Although there have been improvements in the prison system with the recruitment of over 3,000 front-line operational staff and improvement of violence monitoring, the CPT found ‘male prisons remain violent, unsafe and overcrowded with many inmates enduring restricted and isolating regimes and/or long periods of segregation’.
Over the last 12 months, inter-prisoner violence was up by 11%, prisoner-on-staff assaults was up by 15%, yet, of most concern was the highly prevalent staff-on-prisoner violence – an informal practice to prevent misbehaving inmates.
During its inspections, the CPT uncovered policies that were been followed at HMP Liverpool using pre-emptive strikes which were derived from the Crown Prosecution Service general guidance. ‘Pre-emptive Strikes: there is no rule in law to say that a person must wait to be attacked before they can defend themselves.’
In response to the findings of the CPT, the government said: ‘Prison officers are trained in the appropriate use of force, subject to regular refresher training, and there is a process of scrutiny and governance in each prison. HMP Liverpool will raise the awareness of the importance of staff challenging unlawful behaviour and inform staff of the process by which they challenge behaviour and also the support they can offer or referral process which will support those men in need.’
The CPT also observed poor accountability procedures, a lack of transparency in monitoring and a poor response in tackling violence by prison staff. It recommended an increase in use of body worn video cameras recording all interactions where force is used on inmates.

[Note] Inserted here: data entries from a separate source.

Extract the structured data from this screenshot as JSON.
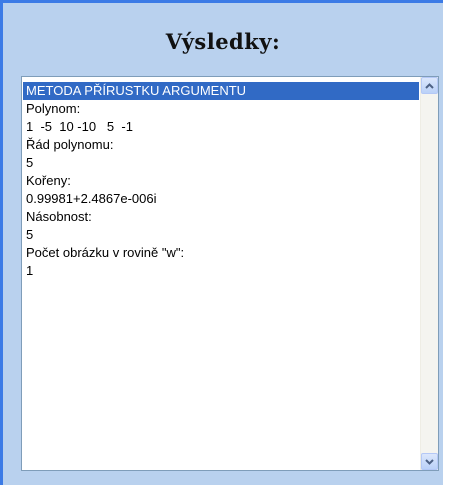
{
  "panel": {
    "title": "Výsledky:"
  },
  "results": {
    "lines": [
      "METODA PŘÍRUSTKU ARGUMENTU",
      "Polynom:",
      "1  -5  10 -10   5  -1",
      "Řád polynomu:",
      "5",
      "Kořeny:",
      "0.99981+2.4867e-006i",
      "Násobnost:",
      "5",
      "Počet obrázku v rovině \"w\":",
      "1"
    ],
    "selected_index": 0
  },
  "scrollbar": {
    "up_icon": "chevron-up-icon",
    "down_icon": "chevron-down-icon",
    "accent": "#316ac5",
    "arrow_color": "#4d6185"
  }
}
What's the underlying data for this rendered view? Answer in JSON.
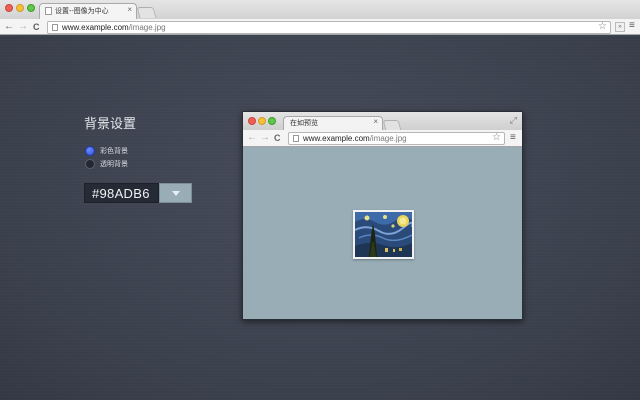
{
  "window": {
    "tab_title": "设置--图像为中心",
    "tab_close": "×",
    "url_host": "www.example.com",
    "url_path": "/image.jpg"
  },
  "settings": {
    "title": "背景设置",
    "options": [
      {
        "label": "彩色背景",
        "selected": true
      },
      {
        "label": "透明背景",
        "selected": false
      }
    ],
    "color_value": "#98ADB6",
    "accent_color": "#98adb6"
  },
  "preview": {
    "tab_title": "在如预览",
    "tab_close": "×",
    "url_host": "www.example.com",
    "url_path": "/image.jpg",
    "background_color": "#98adb6",
    "image_icon": "starry-night-image"
  },
  "icons": {
    "back": "←",
    "forward": "→",
    "reload": "C",
    "star": "☆",
    "menu": "≡",
    "resize": "⤢"
  }
}
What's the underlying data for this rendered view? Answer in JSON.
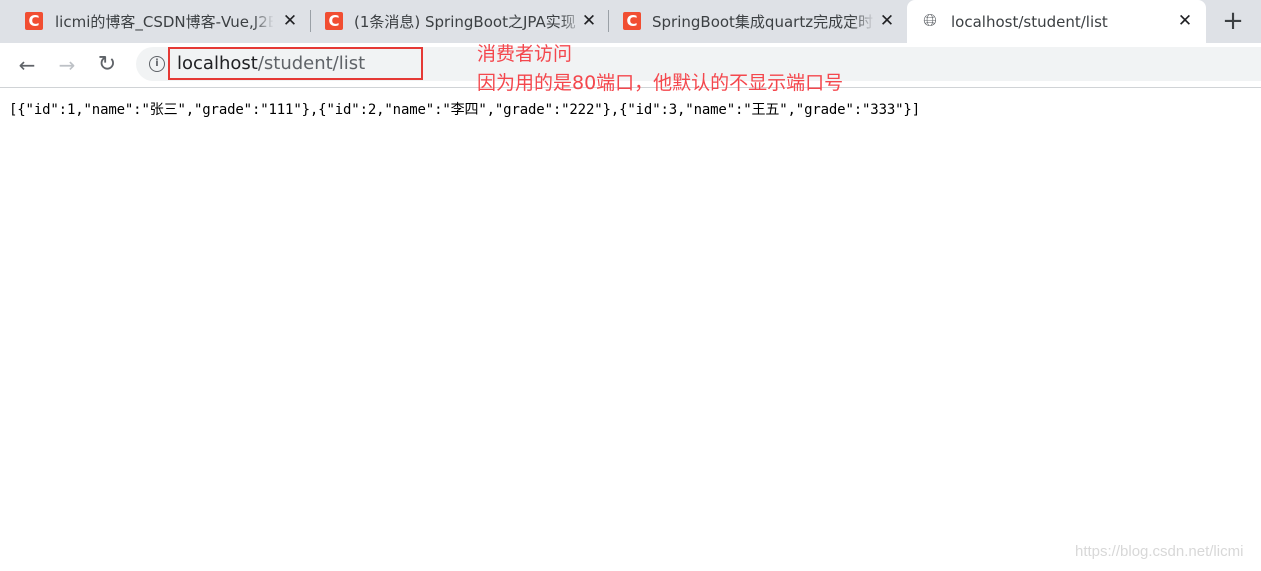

In 2012, the government rolled out the ‘Minimising and Managing Physical Restraint’ (MMPR) policy in Secure Training Centres and under-18 YOIs aiming to reduce physical restraint used in prisons. However, the recent report noted prison officers in all institutions defaulted in using physical force and found the lawful use of force used in the form of pain inducing techniques used by officers was excessive.
The CPT recommends new guidance be adopted, clarifying that the use of unnecessary force would be dealt with accordingly either through disciplinary proceedings or criminal investigations. Moreover, it urged prison institutions end the use of pain inducing techniques and instead adopt a modern approach to maintain smaller socio-educative institutions as these would better assist the complex needs of inmates to re-enter the community as opposed to simply ploughing money into Victorian- era prisons.
In its response the government said it had ‘developed evidence-based Models for Operational Delivery, which recognise the need to consider the varying requirements of prisoners’. ‘Nonetheless, it needs to be acknowledged that we have several larger prisons that are recognised as being high-performing and which offer the taxpayer good value for money,’ it added.